+++ PROVIDED INFORMATION

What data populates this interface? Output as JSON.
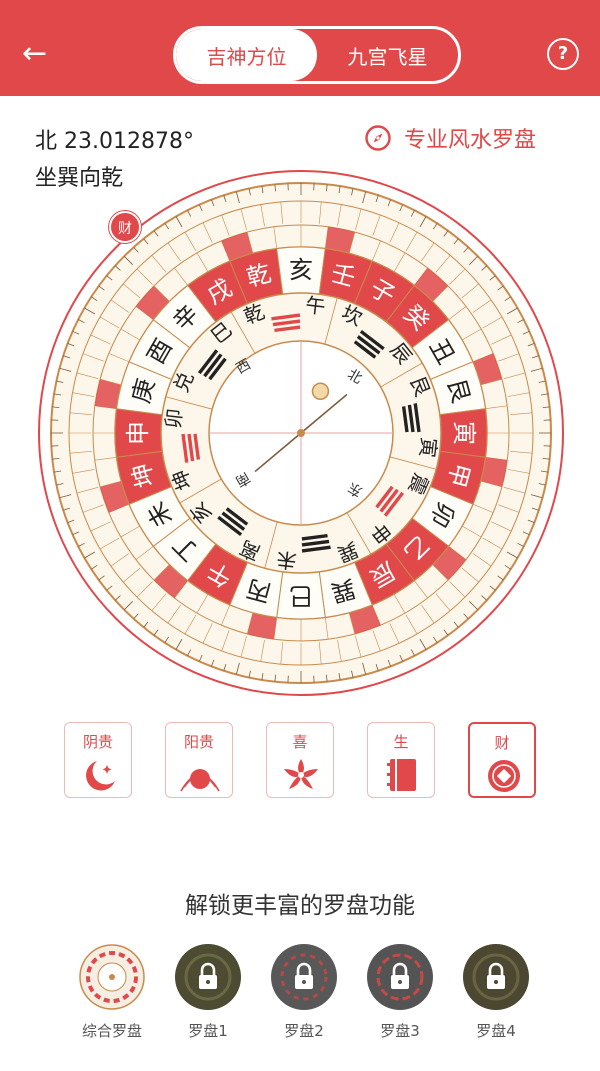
{
  "header": {
    "tabs": [
      {
        "label": "吉神方位",
        "active": true
      },
      {
        "label": "九宫飞星",
        "active": false
      }
    ],
    "back_icon": "arrow-left-icon",
    "help_icon": "question-circle-icon",
    "help_text": "?",
    "back_text": "←"
  },
  "info": {
    "latitude": "北 23.012878°",
    "facing": "坐巽向乾",
    "pro_link": "专业风水罗盘"
  },
  "compass": {
    "badge": "财",
    "center_labels": [
      "西",
      "北",
      "南",
      "东"
    ],
    "ring_mountains": [
      "戌",
      "乾",
      "亥",
      "壬",
      "子",
      "癸",
      "丑",
      "艮",
      "寅",
      "甲",
      "卯",
      "乙",
      "辰",
      "巽",
      "巳",
      "丙",
      "午",
      "丁",
      "未",
      "坤",
      "申",
      "庚",
      "酉",
      "辛"
    ],
    "highlight_mountains": [
      "戌",
      "乾",
      "壬",
      "子",
      "癸",
      "寅",
      "甲",
      "辰",
      "乙",
      "午",
      "申",
      "坤"
    ],
    "trigrams": [
      "乾",
      "坎",
      "艮",
      "震",
      "巽",
      "离",
      "坤",
      "兑"
    ],
    "trigram_branches": [
      "午",
      "辰",
      "寅",
      "申",
      "未",
      "亥",
      "卯",
      "巳"
    ],
    "colors": {
      "accent": "#e0484a",
      "wood": "#c98a4b",
      "ring_bg": "#fdf6ea"
    }
  },
  "gods": [
    {
      "label": "阴贵",
      "icon": "moon-star-icon",
      "selected": false
    },
    {
      "label": "阳贵",
      "icon": "sun-rise-icon",
      "selected": false
    },
    {
      "label": "喜",
      "icon": "flower-icon",
      "selected": false
    },
    {
      "label": "生",
      "icon": "book-icon",
      "selected": false
    },
    {
      "label": "财",
      "icon": "coin-icon",
      "selected": true
    }
  ],
  "unlock": {
    "title": "解锁更丰富的罗盘功能",
    "variants": [
      {
        "label": "综合罗盘",
        "locked": false,
        "icon": "compass-thumb-icon"
      },
      {
        "label": "罗盘1",
        "locked": true,
        "icon": "lock-icon"
      },
      {
        "label": "罗盘2",
        "locked": true,
        "icon": "lock-icon"
      },
      {
        "label": "罗盘3",
        "locked": true,
        "icon": "lock-icon"
      },
      {
        "label": "罗盘4",
        "locked": true,
        "icon": "lock-icon"
      }
    ]
  }
}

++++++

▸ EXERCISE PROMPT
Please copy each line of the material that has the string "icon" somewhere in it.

▸ RESPONSE TO THIS EXERCISE
    "back_icon": "arrow-left-icon",
    "help_icon": "question-circle-icon",
      "icon": "moon-star-icon",
      "icon": "sun-rise-icon",
      "icon": "flower-icon",
      "icon": "book-icon",
      "icon": "coin-icon",
        "icon": "compass-thumb-icon"
        "icon": "lock-icon"
        "icon": "lock-icon"
        "icon": "lock-icon"
        "icon": "lock-icon"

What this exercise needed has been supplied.